By |2019-02-14T13:37:16+00:00February 14th, 2019|Language|0 Comments

2019 is UN’s International Year of Indigenous Languages. And we need it to be

Today, 28th of January 2019, the International Year of Indigenous Languages (IYIL) will begin. And there are good reasons to spread awareness about the state of the world’s indigenous languages. As linguists, we are all too familiar with the depressing statistics surrounding indigenous languages. As is summarized on websites like Ethnologue, around 4,000 of the [...]

By |2019-01-31T16:15:21+00:00January 31st, 2019|Indigenous languages|0 Comments

Sign languages are fully-fledged, natural languages with their own dialects – they need protecting

We most often think of indigenous languages in the context of colonisation – languages used by people who originally inhabited regions that were later colonised. These are the languages that the UN had in mind when it stated a deep concern about the vast number of endangered indigenous languages.
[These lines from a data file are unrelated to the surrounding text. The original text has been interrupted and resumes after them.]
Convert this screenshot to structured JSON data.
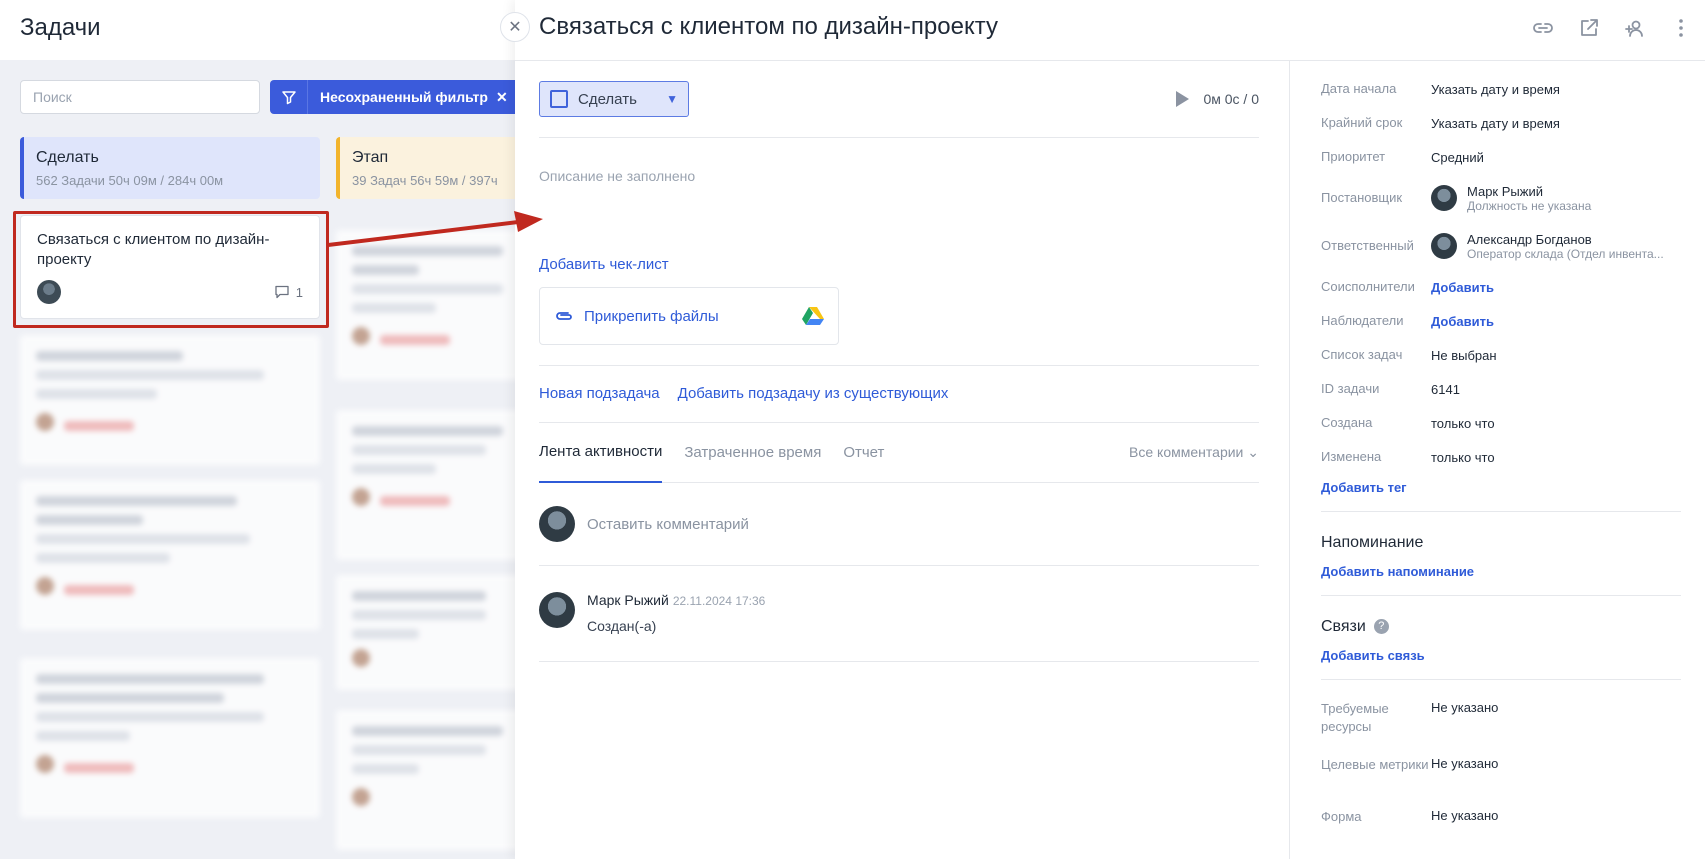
{
  "board": {
    "title": "Задачи",
    "search_placeholder": "Поиск",
    "filter_label": "Несохраненный фильтр",
    "columns": [
      {
        "name": "Сделать",
        "stats": "562 Задачи   50ч 09м / 284ч 00м"
      },
      {
        "name": "Этап",
        "stats": "39 Задач   56ч 59м / 397ч"
      }
    ],
    "card": {
      "title": "Связаться с клиентом по дизайн-проекту",
      "comments": "1"
    }
  },
  "panel": {
    "title": "Связаться с клиентом по дизайн-проекту",
    "status": "Сделать",
    "timer": "0м 0с / 0",
    "description_placeholder": "Описание не заполнено",
    "add_checklist": "Добавить чек-лист",
    "attach_files": "Прикрепить файлы",
    "new_subtask": "Новая подзадача",
    "add_existing_subtask": "Добавить подзадачу из существующих",
    "tabs": [
      "Лента активности",
      "Затраченное время",
      "Отчет"
    ],
    "all_comments": "Все комментарии",
    "comment_placeholder": "Оставить комментарий",
    "activity": {
      "author": "Марк Рыжий",
      "date": "22.11.2024 17:36",
      "text": "Создан(-а)"
    }
  },
  "props": {
    "start_label": "Дата начала",
    "start_value": "Указать дату и время",
    "deadline_label": "Крайний срок",
    "deadline_value": "Указать дату и время",
    "priority_label": "Приоритет",
    "priority_value": "Средний",
    "author_label": "Постановщик",
    "author_name": "Марк Рыжий",
    "author_role": "Должность не указана",
    "assignee_label": "Ответственный",
    "assignee_name": "Александр Богданов",
    "assignee_role": "Оператор склада (Отдел инвента...",
    "coexec_label": "Соисполнители",
    "coexec_value": "Добавить",
    "watchers_label": "Наблюдатели",
    "watchers_value": "Добавить",
    "list_label": "Список задач",
    "list_value": "Не выбран",
    "id_label": "ID задачи",
    "id_value": "6141",
    "created_label": "Создана",
    "created_value": "только что",
    "changed_label": "Изменена",
    "changed_value": "только что",
    "add_tag": "Добавить тег",
    "reminder_title": "Напоминание",
    "add_reminder": "Добавить напоминание",
    "links_title": "Связи",
    "add_link": "Добавить связь",
    "resources_label": "Требуемые ресурсы",
    "resources_value": "Не указано",
    "metrics_label": "Целевые метрики",
    "metrics_value": "Не указано",
    "form_label": "Форма",
    "form_value": "Не указано"
  }
}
And rightly so. More than 2,400 [...]

By |2019-01-28T14:31:53+00:00January 28th, 2019|Sign language|0 Comments

We still have no idea why humans speak over 7,000 languages

The thatched roof held back the sun’s rays, but it could not keep the tropical heat at bay. As everyone at the research workshop headed outside for a break, small groups splintered off to gather in the shade of coconut trees and enjoy a breeze. I wandered from group to group, joining in the discussions. [...]
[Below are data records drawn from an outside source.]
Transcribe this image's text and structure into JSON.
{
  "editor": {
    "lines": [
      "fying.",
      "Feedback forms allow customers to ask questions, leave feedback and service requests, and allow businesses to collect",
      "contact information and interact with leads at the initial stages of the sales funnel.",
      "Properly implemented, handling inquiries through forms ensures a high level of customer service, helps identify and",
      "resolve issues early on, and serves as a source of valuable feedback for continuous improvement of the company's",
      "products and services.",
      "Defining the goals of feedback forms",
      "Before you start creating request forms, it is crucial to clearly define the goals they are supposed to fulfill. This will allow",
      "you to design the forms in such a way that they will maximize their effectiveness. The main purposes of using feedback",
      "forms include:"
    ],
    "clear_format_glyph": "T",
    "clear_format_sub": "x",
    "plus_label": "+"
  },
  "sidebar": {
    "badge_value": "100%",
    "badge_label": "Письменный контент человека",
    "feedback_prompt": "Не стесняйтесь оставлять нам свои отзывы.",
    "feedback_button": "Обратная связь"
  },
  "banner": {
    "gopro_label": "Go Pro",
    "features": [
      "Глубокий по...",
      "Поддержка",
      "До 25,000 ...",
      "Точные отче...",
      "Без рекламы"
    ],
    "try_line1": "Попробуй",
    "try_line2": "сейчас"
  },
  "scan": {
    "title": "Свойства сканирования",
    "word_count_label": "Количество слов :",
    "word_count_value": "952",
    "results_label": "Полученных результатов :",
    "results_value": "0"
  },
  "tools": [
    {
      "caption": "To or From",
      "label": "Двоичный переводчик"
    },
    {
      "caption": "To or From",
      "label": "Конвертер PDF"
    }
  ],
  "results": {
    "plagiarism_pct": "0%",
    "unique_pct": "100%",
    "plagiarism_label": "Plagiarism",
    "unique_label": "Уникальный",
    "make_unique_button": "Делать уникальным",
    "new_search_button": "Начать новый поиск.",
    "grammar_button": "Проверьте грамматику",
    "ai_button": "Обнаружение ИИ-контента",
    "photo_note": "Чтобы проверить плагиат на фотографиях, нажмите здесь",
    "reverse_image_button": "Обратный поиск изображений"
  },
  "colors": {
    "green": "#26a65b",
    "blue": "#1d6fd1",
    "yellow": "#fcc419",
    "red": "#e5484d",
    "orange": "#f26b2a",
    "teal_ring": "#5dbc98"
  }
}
By |2019-01-26T14:21:45+00:00January 26th, 2019|Languages|0 Comments

How an Edmonton-based designer is using fashion to revitalize Indigenous languages

EDMONTON—When Brandi Morin’s kohkum (Cree for grandmother) passed away, her aunties were cleaning her house and found pieces of paper scattered throughout that had short stories and memories on them in their mother’s handwriting. They found the elongated, cursive writings on scrap bits, papers, and even flyers. They compiled all her writings in a mini [...]
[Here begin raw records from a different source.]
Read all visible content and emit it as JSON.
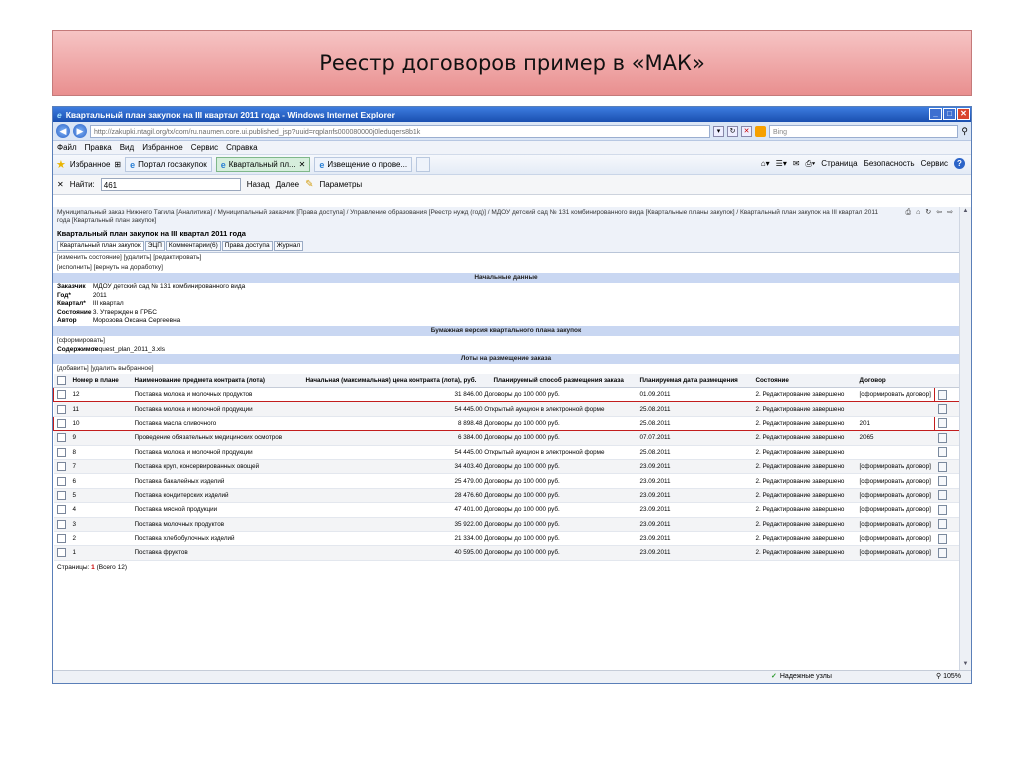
{
  "slide": {
    "title": "Реестр договоров пример в «МАК»"
  },
  "browser": {
    "title": "Квартальный план закупок на III квартал 2011 года - Windows Internet Explorer",
    "address": "http://zakupki.ntagil.org/tx/com/ru.naumen.core.ui.published_jsp?uuid=rqplanfs000080000j0leduqers8b1k",
    "search_placeholder": "Bing",
    "menu": [
      "Файл",
      "Правка",
      "Вид",
      "Избранное",
      "Сервис",
      "Справка"
    ],
    "favorites_label": "Избранное",
    "tabs": [
      "Портал госзакупок",
      "Квартальный пл...",
      "Извещение о прове..."
    ],
    "toolbar_right": [
      "Страница",
      "Безопасность",
      "Сервис"
    ],
    "find": {
      "label": "Найти:",
      "value": "461",
      "back": "Назад",
      "forward": "Далее",
      "params": "Параметры"
    },
    "status": {
      "zone": "Надежные узлы",
      "zoom": "105%"
    }
  },
  "page": {
    "breadcrumb": "Муниципальный заказ Нижнего Тагила [Аналитика] / Муниципальный заказчик [Права доступа] / Управление образования [Реестр нужд (год)] / МДОУ детский сад № 131 комбинированного вида [Квартальные планы закупок] / Квартальный план закупок на III квартал 2011 года [Квартальный план закупок]",
    "heading": "Квартальный план закупок на III квартал 2011 года",
    "subtabs": [
      "Квартальный план закупок",
      "ЭЦП",
      "Комментарии(6)",
      "Права доступа",
      "Журнал"
    ],
    "actions1": "[изменить состояние] [удалить] [редактировать]",
    "actions2": "[исполнить] [вернуть на доработку]",
    "section_initial": "Начальные данные",
    "fields": [
      {
        "label": "Заказчик",
        "value": "МДОУ детский сад № 131 комбинированного вида"
      },
      {
        "label": "Год*",
        "value": "2011"
      },
      {
        "label": "Квартал*",
        "value": "III квартал"
      },
      {
        "label": "Состояние",
        "value": "3. Утвержден в ГРБС"
      },
      {
        "label": "Автор",
        "value": "Морозова Оксана Сергеевна"
      }
    ],
    "section_paper": "Бумажная версия квартального плана закупок",
    "form_link": "[сформировать]",
    "content_label": "Содержимое",
    "content_value": "request_plan_2011_3.xls",
    "section_lots": "Лоты на размещение заказа",
    "lots_actions": "[добавить] [удалить выбранное]",
    "columns": [
      "Номер в плане",
      "Наименование предмета контракта (лота)",
      "Начальная (максимальная) цена контракта (лота), руб.",
      "Планируемый способ размещения заказа",
      "Планируемая дата размещения",
      "Состояние",
      "Договор"
    ],
    "rows": [
      {
        "num": "12",
        "name": "Поставка молока и молочных продуктов",
        "price": "31 846.00",
        "method": "Договоры до 100 000 руб.",
        "date": "01.09.2011",
        "state": "2. Редактирование завершено",
        "contract": "[сформировать договор]"
      },
      {
        "num": "11",
        "name": "Поставка молока и молочной продукции",
        "price": "54 445.00",
        "method": "Открытый аукцион в электронной форме",
        "date": "25.08.2011",
        "state": "2. Редактирование завершено",
        "contract": ""
      },
      {
        "num": "10",
        "name": "Поставка масла сливочного",
        "price": "8 898.48",
        "method": "Договоры до 100 000 руб.",
        "date": "25.08.2011",
        "state": "2. Редактирование завершено",
        "contract": "201"
      },
      {
        "num": "9",
        "name": "Проведение обязательных медицинских осмотров",
        "price": "6 384.00",
        "method": "Договоры до 100 000 руб.",
        "date": "07.07.2011",
        "state": "2. Редактирование завершено",
        "contract": "2065"
      },
      {
        "num": "8",
        "name": "Поставка молока и молочной продукции",
        "price": "54 445.00",
        "method": "Открытый аукцион в электронной форме",
        "date": "25.08.2011",
        "state": "2. Редактирование завершено",
        "contract": ""
      },
      {
        "num": "7",
        "name": "Поставка круп, консервированных овощей",
        "price": "34 403.40",
        "method": "Договоры до 100 000 руб.",
        "date": "23.09.2011",
        "state": "2. Редактирование завершено",
        "contract": "[сформировать договор]"
      },
      {
        "num": "6",
        "name": "Поставка бакалейных изделий",
        "price": "25 479.00",
        "method": "Договоры до 100 000 руб.",
        "date": "23.09.2011",
        "state": "2. Редактирование завершено",
        "contract": "[сформировать договор]"
      },
      {
        "num": "5",
        "name": "Поставка кондитерских изделий",
        "price": "28 476.60",
        "method": "Договоры до 100 000 руб.",
        "date": "23.09.2011",
        "state": "2. Редактирование завершено",
        "contract": "[сформировать договор]"
      },
      {
        "num": "4",
        "name": "Поставка мясной продукции",
        "price": "47 401.00",
        "method": "Договоры до 100 000 руб.",
        "date": "23.09.2011",
        "state": "2. Редактирование завершено",
        "contract": "[сформировать договор]"
      },
      {
        "num": "3",
        "name": "Поставка молочных продуктов",
        "price": "35 922.00",
        "method": "Договоры до 100 000 руб.",
        "date": "23.09.2011",
        "state": "2. Редактирование завершено",
        "contract": "[сформировать договор]"
      },
      {
        "num": "2",
        "name": "Поставка хлебобулочных изделий",
        "price": "21 334.00",
        "method": "Договоры до 100 000 руб.",
        "date": "23.09.2011",
        "state": "2. Редактирование завершено",
        "contract": "[сформировать договор]"
      },
      {
        "num": "1",
        "name": "Поставка фруктов",
        "price": "40 595.00",
        "method": "Договоры до 100 000 руб.",
        "date": "23.09.2011",
        "state": "2. Редактирование завершено",
        "contract": "[сформировать договор]"
      }
    ],
    "highlighted_rows": [
      "12",
      "10"
    ],
    "pages_label": "Страницы:",
    "pages_current": "1",
    "pages_total": "(Всего 12)"
  }
}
By |2019-01-05T00:25:07+00:00January 5th, 2019|Indigenous languages|0 Comments

Did Humans Speak Through Cave Art? Ancient Drawings and Language’s Origins

When and where did humans develop language? To find out, look deep inside caves, suggests an MIT professor. More precisely, some specific features of cave art may provide clues about how our symbolic, multifaceted language capabilities evolved, according to a new paper co-authored by MIT linguist Shigeru Miyagawa. A key to this idea is that [...]

By |2018-12-27T13:38:15+00:00December 27th, 2018|Language|0 Comments

Linguistic variation in the Spanish-speaking world

In the modern and advanced world of the 21st century, a world that knows not only globalisation, but incredible advances in science, technology and media, in an era when everything is as easy as pressing a single button, we cannot help but ask ourselves: What would the effects of these developments be on interpersonal relations, [...]

By |2018-12-18T17:17:26+00:00December 18th, 2018|Linguistic, Spanish language|0 Comments